(Interface dataset entries)
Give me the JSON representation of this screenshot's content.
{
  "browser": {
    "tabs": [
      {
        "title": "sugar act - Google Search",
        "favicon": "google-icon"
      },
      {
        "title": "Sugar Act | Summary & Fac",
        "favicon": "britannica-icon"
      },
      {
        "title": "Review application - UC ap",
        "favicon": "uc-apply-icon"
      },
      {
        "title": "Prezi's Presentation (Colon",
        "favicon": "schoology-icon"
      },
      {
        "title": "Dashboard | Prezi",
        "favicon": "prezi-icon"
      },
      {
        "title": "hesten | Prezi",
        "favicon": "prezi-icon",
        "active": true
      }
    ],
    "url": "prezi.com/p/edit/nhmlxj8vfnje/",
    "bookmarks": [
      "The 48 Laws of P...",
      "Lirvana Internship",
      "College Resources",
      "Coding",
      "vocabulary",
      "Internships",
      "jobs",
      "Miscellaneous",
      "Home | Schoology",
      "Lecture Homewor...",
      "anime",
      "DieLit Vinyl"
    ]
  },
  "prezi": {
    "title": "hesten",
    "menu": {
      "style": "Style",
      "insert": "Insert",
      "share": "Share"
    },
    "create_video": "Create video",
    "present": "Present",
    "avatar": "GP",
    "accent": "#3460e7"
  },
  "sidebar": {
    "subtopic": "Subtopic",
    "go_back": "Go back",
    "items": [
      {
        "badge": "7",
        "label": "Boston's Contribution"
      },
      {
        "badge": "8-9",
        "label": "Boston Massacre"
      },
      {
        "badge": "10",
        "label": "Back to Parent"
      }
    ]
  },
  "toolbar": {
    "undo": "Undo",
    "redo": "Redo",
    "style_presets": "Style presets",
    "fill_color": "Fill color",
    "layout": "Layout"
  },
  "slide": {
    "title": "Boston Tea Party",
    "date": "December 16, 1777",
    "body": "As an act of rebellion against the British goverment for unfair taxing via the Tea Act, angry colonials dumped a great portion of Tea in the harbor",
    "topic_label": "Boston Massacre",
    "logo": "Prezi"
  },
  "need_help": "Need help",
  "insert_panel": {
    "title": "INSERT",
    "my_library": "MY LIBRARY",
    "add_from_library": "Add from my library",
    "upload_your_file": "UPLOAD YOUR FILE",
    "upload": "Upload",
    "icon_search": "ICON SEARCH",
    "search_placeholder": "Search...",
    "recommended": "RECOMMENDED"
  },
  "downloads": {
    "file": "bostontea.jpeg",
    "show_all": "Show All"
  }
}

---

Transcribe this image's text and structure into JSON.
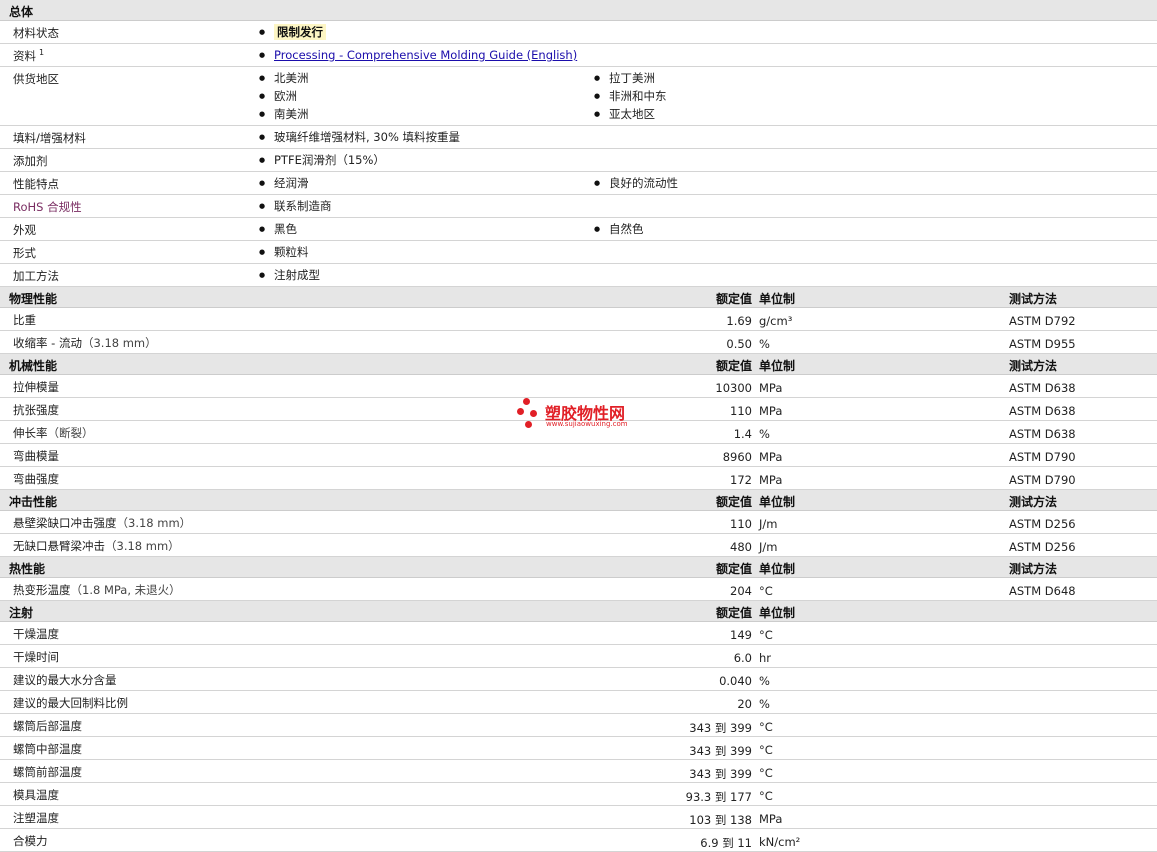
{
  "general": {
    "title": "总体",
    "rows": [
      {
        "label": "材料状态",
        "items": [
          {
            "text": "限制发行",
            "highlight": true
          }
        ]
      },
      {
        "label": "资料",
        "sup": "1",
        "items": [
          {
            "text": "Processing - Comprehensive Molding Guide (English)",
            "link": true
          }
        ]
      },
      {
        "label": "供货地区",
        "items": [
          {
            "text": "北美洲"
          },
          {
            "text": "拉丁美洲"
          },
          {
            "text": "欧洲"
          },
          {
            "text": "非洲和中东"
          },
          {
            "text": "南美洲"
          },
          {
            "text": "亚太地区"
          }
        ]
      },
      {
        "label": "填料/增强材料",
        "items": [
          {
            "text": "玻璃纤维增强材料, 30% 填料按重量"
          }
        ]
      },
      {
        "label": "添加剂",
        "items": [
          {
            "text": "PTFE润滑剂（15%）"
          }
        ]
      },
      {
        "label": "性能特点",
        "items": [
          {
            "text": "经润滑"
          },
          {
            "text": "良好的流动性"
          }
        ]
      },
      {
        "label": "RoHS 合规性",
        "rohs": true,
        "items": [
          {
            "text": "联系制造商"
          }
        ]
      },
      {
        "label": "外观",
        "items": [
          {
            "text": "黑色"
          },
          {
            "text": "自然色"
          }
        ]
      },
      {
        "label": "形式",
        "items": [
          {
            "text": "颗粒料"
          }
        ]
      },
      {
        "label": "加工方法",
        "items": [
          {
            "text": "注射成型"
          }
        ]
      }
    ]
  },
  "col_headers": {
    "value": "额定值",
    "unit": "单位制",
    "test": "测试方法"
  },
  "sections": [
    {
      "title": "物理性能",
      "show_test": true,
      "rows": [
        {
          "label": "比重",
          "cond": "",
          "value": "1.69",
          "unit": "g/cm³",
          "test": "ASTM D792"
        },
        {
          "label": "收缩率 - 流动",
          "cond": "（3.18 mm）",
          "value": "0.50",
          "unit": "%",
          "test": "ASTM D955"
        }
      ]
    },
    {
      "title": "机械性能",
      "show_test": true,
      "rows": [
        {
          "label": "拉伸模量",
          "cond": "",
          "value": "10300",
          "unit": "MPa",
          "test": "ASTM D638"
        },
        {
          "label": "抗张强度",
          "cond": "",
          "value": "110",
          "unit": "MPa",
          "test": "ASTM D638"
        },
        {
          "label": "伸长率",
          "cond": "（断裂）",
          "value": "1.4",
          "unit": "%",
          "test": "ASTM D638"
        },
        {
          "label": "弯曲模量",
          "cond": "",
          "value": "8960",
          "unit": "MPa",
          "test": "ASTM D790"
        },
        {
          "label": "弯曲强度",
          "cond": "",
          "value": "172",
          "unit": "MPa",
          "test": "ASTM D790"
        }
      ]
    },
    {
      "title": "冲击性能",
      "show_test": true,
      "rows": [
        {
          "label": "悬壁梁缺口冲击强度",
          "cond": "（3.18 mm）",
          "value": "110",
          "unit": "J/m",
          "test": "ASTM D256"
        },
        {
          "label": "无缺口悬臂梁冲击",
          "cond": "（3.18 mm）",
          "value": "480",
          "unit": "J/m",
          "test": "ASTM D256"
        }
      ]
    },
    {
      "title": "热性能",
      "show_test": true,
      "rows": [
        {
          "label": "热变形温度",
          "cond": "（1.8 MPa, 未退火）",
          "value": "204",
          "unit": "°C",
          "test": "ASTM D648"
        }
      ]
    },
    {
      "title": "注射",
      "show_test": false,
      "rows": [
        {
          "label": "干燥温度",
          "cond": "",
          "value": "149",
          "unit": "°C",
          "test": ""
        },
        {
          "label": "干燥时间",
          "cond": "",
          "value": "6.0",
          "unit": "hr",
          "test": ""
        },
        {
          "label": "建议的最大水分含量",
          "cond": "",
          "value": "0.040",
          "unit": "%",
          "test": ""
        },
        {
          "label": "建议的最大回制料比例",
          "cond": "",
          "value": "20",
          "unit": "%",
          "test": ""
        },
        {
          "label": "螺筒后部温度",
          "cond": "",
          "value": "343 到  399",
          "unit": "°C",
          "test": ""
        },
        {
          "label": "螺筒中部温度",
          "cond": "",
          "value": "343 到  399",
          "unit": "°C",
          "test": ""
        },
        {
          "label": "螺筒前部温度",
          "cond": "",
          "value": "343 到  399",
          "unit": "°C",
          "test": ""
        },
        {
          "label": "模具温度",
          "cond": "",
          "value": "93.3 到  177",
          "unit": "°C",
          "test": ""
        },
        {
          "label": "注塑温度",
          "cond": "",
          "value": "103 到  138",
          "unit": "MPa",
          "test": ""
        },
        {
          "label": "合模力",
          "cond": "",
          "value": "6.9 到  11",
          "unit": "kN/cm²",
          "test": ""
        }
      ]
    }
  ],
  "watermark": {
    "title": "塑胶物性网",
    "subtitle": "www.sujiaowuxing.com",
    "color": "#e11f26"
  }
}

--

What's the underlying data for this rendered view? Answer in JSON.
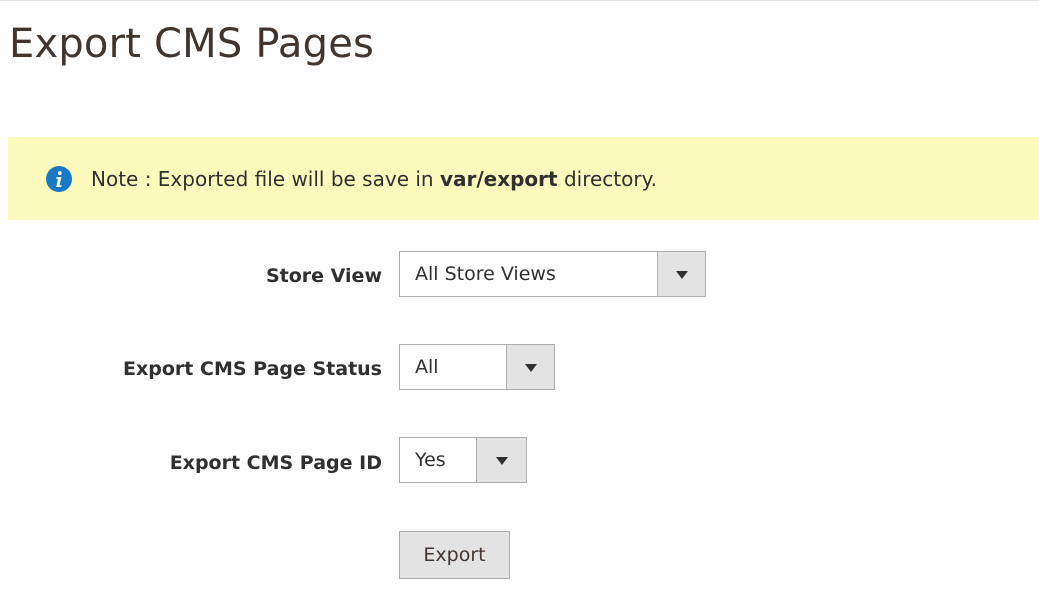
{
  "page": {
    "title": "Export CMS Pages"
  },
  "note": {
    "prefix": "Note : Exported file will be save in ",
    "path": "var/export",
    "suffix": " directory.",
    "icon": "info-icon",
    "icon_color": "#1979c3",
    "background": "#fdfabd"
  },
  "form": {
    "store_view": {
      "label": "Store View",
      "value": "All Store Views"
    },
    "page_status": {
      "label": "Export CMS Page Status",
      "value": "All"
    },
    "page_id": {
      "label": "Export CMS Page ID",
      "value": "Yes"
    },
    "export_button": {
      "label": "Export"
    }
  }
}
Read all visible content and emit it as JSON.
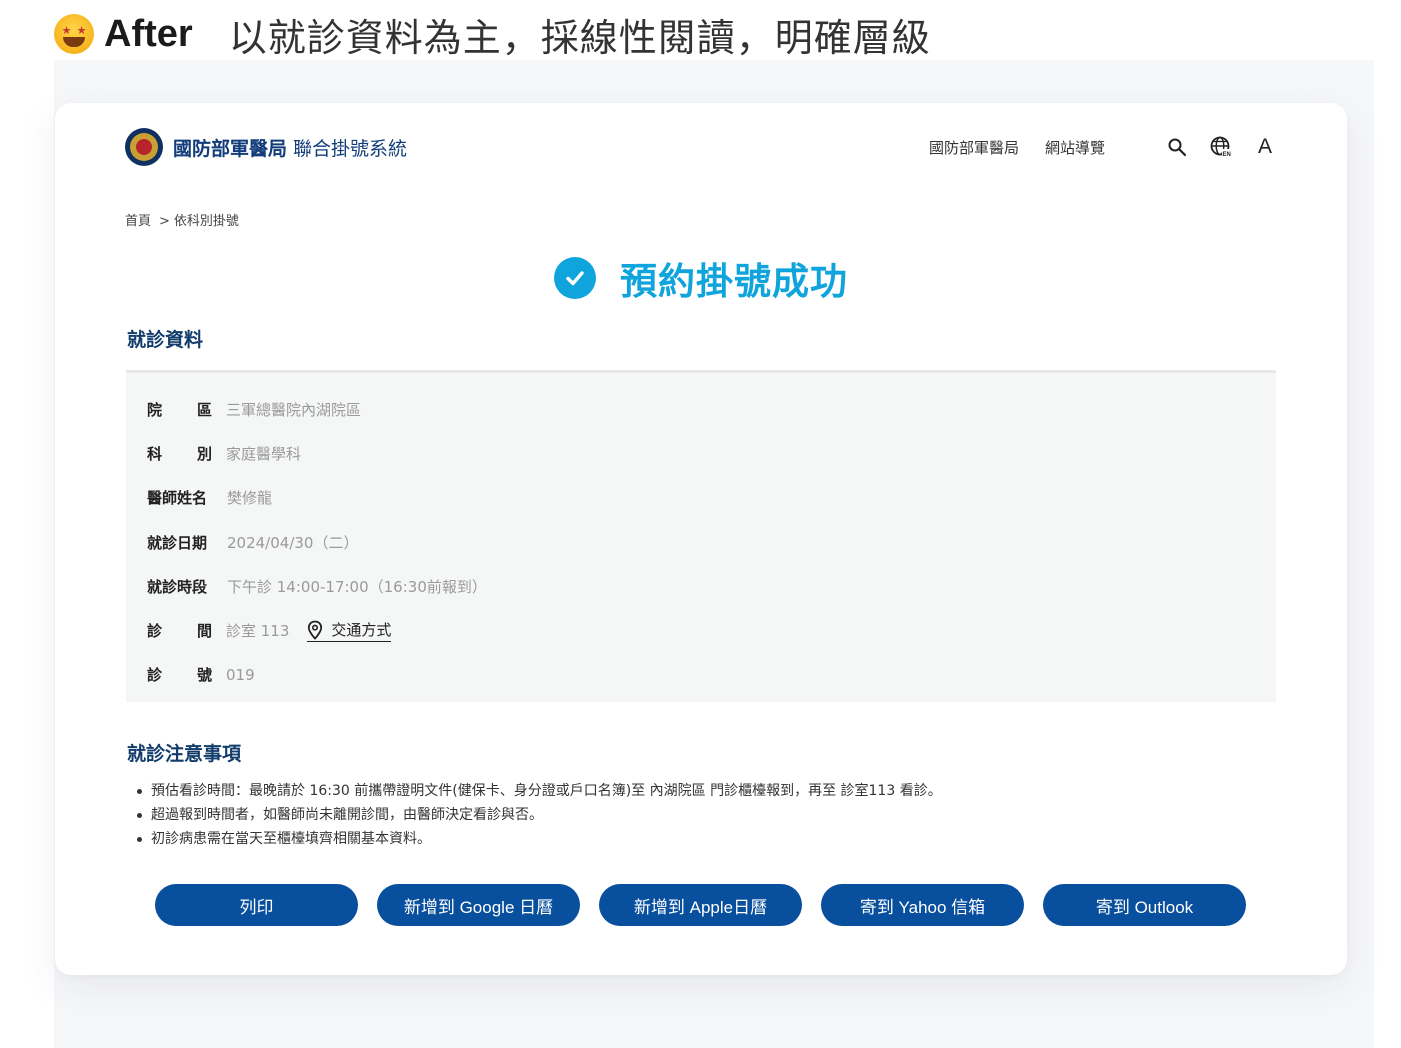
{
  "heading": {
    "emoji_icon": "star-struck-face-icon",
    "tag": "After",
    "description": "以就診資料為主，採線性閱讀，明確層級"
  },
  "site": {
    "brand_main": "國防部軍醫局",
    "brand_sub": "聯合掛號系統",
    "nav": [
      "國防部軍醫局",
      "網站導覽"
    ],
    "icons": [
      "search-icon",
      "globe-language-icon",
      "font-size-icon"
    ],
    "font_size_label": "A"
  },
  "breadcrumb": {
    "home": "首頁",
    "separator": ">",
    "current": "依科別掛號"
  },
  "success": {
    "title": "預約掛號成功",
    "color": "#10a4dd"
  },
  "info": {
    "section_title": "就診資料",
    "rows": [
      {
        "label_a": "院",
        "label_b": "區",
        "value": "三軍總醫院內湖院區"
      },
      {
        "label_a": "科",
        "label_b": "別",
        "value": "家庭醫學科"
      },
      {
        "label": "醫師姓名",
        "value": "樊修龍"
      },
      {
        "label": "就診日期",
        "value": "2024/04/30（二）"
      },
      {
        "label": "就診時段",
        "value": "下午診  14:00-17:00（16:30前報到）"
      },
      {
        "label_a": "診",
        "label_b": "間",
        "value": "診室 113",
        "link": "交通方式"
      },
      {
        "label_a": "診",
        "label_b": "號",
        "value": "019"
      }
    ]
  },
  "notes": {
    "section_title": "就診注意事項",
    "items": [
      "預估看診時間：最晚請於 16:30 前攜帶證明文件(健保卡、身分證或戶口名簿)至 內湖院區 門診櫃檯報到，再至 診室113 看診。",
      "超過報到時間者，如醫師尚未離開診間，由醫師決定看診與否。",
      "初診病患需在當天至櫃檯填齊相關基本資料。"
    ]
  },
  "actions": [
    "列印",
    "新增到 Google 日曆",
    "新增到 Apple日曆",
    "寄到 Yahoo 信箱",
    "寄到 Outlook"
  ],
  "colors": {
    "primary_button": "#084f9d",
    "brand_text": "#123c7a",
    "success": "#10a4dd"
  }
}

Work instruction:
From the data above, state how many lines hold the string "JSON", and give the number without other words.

Response area:
4